◆ **What this task involves**
From the data that follows, copy every line holding the string "return".

◆ **Information shown**
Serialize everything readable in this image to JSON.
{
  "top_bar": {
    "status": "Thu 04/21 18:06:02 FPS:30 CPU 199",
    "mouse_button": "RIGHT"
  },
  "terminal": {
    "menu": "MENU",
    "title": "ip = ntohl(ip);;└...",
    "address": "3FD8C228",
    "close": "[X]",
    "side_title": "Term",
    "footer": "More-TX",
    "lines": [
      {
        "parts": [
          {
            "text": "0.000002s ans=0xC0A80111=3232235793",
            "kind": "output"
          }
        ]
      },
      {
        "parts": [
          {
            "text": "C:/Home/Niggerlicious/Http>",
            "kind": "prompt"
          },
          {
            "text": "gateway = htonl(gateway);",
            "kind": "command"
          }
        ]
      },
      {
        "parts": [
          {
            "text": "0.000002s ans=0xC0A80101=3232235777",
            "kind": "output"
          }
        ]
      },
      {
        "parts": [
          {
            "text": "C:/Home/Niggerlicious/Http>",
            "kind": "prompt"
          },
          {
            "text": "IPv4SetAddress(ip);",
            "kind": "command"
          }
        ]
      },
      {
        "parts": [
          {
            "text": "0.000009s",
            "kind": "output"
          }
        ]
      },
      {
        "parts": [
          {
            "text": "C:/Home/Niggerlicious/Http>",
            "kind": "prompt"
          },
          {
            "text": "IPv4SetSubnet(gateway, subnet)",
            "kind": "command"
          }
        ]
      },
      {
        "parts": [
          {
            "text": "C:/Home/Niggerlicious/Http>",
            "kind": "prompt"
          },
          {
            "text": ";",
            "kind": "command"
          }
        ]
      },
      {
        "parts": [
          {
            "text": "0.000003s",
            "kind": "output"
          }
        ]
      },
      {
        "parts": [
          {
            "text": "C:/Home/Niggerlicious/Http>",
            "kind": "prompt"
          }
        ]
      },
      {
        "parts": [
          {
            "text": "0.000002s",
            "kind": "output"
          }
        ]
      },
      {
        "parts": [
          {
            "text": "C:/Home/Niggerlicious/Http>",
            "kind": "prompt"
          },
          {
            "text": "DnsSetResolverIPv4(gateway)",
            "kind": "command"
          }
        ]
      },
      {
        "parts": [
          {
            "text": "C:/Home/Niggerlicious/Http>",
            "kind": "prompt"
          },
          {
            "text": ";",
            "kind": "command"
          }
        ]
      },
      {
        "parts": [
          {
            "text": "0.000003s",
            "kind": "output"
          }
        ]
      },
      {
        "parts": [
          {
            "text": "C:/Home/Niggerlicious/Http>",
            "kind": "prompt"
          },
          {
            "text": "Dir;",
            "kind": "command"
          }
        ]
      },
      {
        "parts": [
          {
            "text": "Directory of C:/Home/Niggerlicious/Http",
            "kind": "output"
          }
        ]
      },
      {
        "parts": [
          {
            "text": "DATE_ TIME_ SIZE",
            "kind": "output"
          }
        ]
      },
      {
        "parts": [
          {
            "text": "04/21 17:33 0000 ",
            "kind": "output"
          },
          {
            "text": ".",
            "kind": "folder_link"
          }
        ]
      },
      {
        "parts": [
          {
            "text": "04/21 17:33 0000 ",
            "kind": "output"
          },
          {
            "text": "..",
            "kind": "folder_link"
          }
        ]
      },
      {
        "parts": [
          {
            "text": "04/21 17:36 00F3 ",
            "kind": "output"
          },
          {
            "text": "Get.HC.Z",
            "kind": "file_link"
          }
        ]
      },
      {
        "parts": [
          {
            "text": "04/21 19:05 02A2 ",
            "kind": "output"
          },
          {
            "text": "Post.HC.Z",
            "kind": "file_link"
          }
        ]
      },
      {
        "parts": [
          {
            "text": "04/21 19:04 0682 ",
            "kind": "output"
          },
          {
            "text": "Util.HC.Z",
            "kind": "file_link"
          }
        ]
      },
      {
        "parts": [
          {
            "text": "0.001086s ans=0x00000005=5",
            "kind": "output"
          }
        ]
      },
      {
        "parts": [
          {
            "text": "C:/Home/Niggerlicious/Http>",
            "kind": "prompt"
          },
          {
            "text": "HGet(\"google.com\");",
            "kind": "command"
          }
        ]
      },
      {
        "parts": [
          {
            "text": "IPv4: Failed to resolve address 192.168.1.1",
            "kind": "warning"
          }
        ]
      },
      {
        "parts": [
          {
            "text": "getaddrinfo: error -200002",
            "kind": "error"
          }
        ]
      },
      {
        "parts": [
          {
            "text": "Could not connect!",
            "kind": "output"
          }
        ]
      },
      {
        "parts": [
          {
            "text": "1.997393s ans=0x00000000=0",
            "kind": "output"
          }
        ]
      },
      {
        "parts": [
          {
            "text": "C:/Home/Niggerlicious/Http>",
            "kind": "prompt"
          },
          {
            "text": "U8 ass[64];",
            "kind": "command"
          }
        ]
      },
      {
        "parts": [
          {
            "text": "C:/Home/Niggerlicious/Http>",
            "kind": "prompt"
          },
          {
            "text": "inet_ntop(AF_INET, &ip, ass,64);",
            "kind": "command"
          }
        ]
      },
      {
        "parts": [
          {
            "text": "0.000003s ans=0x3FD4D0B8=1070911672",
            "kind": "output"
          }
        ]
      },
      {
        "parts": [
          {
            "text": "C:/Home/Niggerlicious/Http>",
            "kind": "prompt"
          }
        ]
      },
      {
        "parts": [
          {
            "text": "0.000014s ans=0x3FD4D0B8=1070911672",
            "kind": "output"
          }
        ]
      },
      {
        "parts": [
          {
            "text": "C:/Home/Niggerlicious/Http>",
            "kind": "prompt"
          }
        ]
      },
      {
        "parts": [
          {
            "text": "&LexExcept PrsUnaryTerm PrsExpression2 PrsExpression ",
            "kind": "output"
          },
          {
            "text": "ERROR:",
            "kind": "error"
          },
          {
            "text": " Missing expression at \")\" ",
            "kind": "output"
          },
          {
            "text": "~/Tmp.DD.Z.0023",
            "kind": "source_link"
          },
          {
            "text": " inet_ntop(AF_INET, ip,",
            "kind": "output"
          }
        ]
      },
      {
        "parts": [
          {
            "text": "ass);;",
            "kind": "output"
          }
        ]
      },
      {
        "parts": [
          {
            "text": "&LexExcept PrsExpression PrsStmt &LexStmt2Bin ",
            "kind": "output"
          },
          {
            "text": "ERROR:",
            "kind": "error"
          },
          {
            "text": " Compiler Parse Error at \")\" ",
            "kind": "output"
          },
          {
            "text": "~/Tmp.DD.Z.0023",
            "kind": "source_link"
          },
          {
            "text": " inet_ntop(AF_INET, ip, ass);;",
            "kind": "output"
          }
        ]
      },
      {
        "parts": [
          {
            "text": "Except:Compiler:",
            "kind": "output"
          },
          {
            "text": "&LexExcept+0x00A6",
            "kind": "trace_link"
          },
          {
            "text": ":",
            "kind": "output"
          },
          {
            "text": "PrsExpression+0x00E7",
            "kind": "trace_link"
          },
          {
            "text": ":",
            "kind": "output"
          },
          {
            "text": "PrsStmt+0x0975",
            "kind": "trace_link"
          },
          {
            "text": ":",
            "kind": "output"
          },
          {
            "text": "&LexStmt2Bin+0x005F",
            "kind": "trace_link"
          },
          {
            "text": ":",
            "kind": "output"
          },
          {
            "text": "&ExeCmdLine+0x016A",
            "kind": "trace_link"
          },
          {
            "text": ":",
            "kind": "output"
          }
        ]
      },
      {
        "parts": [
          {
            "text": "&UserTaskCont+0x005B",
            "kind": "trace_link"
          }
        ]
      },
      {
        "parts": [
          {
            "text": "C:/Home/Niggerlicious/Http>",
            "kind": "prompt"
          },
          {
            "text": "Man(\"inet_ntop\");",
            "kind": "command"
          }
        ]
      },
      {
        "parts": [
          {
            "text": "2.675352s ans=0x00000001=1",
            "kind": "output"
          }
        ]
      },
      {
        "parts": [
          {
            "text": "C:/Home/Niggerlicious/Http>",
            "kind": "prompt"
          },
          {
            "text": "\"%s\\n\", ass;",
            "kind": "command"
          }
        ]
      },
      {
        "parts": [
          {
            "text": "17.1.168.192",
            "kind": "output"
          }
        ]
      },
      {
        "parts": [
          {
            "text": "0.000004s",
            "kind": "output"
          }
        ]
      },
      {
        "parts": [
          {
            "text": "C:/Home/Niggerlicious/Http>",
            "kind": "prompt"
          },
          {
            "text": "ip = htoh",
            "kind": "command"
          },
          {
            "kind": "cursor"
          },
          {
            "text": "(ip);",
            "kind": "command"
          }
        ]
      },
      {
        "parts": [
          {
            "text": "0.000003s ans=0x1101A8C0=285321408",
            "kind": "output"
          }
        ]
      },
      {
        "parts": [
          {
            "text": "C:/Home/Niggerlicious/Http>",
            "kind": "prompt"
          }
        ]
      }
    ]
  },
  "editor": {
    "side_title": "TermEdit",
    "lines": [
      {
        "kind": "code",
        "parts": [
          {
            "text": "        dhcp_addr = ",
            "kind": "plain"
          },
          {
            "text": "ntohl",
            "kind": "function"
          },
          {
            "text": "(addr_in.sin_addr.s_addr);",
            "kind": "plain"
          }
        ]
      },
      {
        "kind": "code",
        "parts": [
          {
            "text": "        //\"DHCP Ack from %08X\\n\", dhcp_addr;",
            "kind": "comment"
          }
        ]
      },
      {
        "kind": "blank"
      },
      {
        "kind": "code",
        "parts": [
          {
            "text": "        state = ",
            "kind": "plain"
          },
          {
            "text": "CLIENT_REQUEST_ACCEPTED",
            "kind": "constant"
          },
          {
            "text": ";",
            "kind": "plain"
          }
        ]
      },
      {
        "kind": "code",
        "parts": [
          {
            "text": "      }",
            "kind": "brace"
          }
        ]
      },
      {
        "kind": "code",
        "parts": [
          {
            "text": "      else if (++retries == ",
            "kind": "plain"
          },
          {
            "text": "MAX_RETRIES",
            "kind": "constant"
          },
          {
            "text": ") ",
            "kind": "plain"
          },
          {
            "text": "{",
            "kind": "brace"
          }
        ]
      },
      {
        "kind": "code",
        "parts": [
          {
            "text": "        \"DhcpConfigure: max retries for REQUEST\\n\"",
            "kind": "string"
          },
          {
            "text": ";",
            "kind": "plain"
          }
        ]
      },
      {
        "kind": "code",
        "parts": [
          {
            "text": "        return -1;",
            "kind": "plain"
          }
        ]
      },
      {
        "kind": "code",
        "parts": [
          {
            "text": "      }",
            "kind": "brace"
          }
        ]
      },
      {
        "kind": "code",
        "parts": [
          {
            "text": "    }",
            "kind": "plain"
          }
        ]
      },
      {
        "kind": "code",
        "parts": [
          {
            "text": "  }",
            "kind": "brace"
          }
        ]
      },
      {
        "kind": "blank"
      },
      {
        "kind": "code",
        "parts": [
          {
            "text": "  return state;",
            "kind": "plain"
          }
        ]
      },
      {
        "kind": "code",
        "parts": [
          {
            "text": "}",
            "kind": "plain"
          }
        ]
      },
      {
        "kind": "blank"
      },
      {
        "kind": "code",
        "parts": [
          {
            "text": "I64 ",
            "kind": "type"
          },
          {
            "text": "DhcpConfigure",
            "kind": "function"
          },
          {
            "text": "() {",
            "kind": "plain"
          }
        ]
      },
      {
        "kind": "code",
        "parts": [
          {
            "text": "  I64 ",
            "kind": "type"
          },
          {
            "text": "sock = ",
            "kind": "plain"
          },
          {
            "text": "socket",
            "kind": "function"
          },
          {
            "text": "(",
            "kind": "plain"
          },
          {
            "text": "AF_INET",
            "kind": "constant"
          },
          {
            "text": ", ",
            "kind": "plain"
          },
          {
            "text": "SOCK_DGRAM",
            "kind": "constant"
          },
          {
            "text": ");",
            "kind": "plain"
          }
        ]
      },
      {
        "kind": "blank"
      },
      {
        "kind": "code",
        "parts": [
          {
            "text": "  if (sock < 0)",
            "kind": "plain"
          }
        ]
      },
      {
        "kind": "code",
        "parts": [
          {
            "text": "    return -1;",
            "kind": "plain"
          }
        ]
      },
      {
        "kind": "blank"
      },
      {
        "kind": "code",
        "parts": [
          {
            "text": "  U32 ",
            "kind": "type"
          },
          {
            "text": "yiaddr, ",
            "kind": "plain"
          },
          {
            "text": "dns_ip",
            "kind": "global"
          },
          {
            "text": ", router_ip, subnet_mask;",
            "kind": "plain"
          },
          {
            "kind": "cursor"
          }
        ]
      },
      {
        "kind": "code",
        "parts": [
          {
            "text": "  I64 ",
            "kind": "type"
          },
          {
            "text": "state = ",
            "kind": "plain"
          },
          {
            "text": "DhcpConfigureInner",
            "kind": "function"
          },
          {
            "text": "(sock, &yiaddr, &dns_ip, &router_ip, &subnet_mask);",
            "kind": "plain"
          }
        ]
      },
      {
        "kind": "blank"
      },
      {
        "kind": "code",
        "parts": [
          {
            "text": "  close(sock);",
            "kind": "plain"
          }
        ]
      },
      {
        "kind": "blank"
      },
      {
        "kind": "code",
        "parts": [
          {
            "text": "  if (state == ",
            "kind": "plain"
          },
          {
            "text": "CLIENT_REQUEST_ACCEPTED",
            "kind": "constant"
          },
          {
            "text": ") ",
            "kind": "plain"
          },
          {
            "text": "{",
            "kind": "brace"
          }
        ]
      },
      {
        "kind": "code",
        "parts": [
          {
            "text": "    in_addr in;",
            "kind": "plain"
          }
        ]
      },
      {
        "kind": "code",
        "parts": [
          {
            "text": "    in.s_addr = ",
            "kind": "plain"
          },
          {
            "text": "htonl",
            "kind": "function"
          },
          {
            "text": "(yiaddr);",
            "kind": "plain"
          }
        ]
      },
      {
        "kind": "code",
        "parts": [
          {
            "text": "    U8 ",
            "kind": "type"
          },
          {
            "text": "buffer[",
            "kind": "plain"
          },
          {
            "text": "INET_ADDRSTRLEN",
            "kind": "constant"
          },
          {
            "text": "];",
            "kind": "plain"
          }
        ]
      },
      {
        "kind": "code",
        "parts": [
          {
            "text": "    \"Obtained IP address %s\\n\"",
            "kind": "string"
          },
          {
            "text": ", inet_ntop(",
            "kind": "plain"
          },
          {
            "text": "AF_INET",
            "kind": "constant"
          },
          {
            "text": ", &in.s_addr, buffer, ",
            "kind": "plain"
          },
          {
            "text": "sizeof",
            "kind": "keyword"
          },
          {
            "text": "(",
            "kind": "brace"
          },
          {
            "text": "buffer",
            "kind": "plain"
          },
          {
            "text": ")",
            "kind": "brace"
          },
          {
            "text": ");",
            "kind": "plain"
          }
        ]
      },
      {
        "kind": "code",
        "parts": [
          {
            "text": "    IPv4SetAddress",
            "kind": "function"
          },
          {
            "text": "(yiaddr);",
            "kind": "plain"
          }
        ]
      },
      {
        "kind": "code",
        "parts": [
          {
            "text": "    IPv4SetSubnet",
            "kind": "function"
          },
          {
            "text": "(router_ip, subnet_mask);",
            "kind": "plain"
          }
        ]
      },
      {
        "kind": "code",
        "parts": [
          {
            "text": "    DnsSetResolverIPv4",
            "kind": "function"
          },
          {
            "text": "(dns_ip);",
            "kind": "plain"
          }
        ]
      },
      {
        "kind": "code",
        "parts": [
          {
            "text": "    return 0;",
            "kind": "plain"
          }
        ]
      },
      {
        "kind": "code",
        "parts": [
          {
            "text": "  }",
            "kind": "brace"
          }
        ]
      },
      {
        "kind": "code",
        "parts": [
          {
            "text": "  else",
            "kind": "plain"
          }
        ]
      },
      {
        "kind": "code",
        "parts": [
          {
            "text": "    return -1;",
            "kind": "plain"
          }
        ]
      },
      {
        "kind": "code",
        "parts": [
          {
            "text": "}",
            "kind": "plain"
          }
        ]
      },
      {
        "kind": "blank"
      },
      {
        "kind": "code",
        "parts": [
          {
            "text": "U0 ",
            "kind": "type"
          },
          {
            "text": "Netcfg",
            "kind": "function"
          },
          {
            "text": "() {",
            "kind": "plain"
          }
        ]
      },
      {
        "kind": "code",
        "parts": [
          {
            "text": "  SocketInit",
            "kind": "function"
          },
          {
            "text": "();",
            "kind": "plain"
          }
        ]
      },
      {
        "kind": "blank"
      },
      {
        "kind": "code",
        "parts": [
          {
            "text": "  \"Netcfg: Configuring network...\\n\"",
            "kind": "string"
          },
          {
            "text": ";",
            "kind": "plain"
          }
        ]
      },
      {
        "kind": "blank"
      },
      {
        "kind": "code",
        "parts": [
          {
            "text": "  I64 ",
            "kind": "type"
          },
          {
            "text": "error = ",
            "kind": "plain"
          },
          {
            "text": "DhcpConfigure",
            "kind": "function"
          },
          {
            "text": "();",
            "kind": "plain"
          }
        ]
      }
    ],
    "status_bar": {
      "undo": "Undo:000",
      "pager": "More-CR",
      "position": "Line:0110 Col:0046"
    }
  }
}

◆ **Exercise output**
            "text": "        return -1;",
            "text": "  return state;",
            "text": "    return -1;",
            "text": "    return 0;",
            "text": "    return -1;",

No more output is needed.